She worked on his case for over 15 years, “It became a worldwide effort to free these three from prison,” she said.
Eventually celebrities, such as Johnny Depp and Peter Jackson — who recently produced “West Memphis Three” about the case — joined the movement to free Echols.
Echols said he cared nothing about their celebrity status as he wasted away in prison — all he wanted was freedom.
”I wasn’t thinking much of anything, just trying to survive,” he said. “Because at that point I was literally dying.”
DNA evidence eventually surfaced implicating the stepfather of one of the victims and the man who provided the stepfather’s alibi.
However, when brought to trial the judge threw out the evidence, saying it didn’t matter because the case was closed. He said he didn’t even want to hear it, Echols said
“These people were willing to kill someone if it meant they got reelected,” Echols said.
They were then free to move the case up to the Arkansas Supreme Court for review. The prosecution, knowing they would lose, then offered the deal.
“The deal wasn’t difficult to take,” he said. “I felt nothing, I was so tired, I hadn’t slept or ate, all I was focusing on was putting one foot in front of the other.”
Echols said after his imprisonment, he views the judicial system as corrupt and broken. Society needs to get over the idea of “us versus them” with prisoners, he said.
“When helping people reintegrate into society after jail, don’t think of it as helping a degenerate, think of it as helping yourself,” Echols said. “Because what do you want to come out of there?

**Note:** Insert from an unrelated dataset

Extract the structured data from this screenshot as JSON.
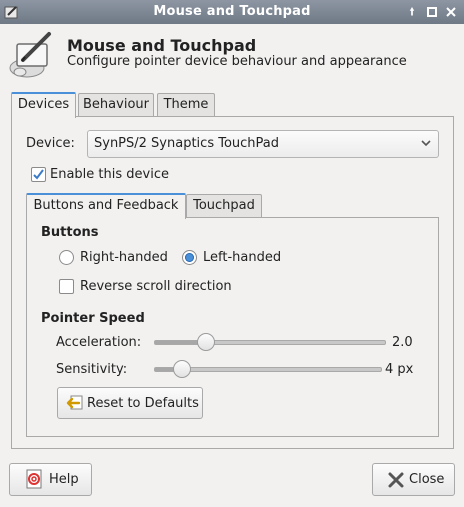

Do you want to just punish or rehabilitate?”
“(It’s) amazing that he is willing to even come talk about it, because I can’t imagine having to go through it over and over and over again,” said Alyson Mack, a senior criminal justice major who attended the event.
Echols said he hasn’t had an easy time reintegrating himself.
“I didn’t get used to being in prison in a single day and you don’t get used to being out of prison in a single day, he said. “I walked out of prison a free man - sort of.”